- Encourage and possibly reward employees based on the volume of posts they relay to their networks, maybe in combination with the number of people reached. Often this is done with some kind of gamification, for example lists of top performers
Ain’t that great or what? (Not)
The problem is that this approach easily erodes the trust capital of the employees — the very reason why the company wanted to tap into their online standing in the first place.
- The topics and tonality is not their own
- The employees’ online following might be built around completely different topics, having little to no interest whatsoever in their day job
At best, the result is just wasted time and effort. At worst, the obvious lack of authenticity even erodes the online trust in the employees, ruining their online reputation as well as diminishing their value for their employers.
Work WITH employees instead of THROUGH employees
The good way to do it is in the name; it’s called employee advocacy, not employee parroting. Parrots repeat without thinking or adding value. Advocates speak in their own words, in their own way, but for the cause of someone else. It might take a more elaborate effort, but it’s more sustainable and more impactful.
Building an advocacy program is a matter of supporting employees in speaking for you, not of message redistribution. Start by setting the right ambition: Aim for quality (interaction, engagement) instead of quantity only (of posts, or people reached - a.k.a. vanity metrics).
Empower your employees
Train and coach them to communicate with impact and about how to build their brand and following online. It's quite straightforward really: the greater their brand and following, the better for you. But, you also need to make sure they are fully aware of company values and policies, and how to communicate and behave online in line with your policies. As advocates, they need to represent your company in the way the company should be represented.
Why not offer them analytical support (at least selected employees) to find relevant ongoing discussions and influencers to engage with? Maybe designate company spokespersons on selected topics.
Create talking points
Instead of canned messages, provide them with talking points and trackable URLs, then let them phrase their own messaging, in their own style. As the effort for them will be somewhat greater, you might get fewer posts, but with much better — and lasting — impact.
No more need for gamification. The reward will be in employees experiencing their online brand and impact grow from building relationships with influencers and thought leaders. And in seeing their value for the company grow, too. If you still want to include some kind of reward, base it on interaction and engagement achieved, on relationships built with industry influencers or leads generated.

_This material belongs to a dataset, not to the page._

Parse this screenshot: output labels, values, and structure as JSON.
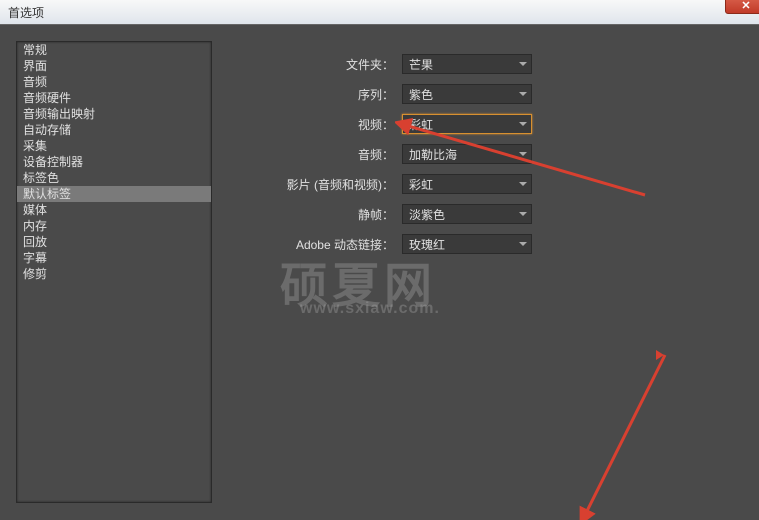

In summary, here are some tips:
- Avoid canned messages (provide talking points)
- Train your teams and value their work (they will naturally feel proud to work for you)
- Show your employees they matter to you (and they will become advocates)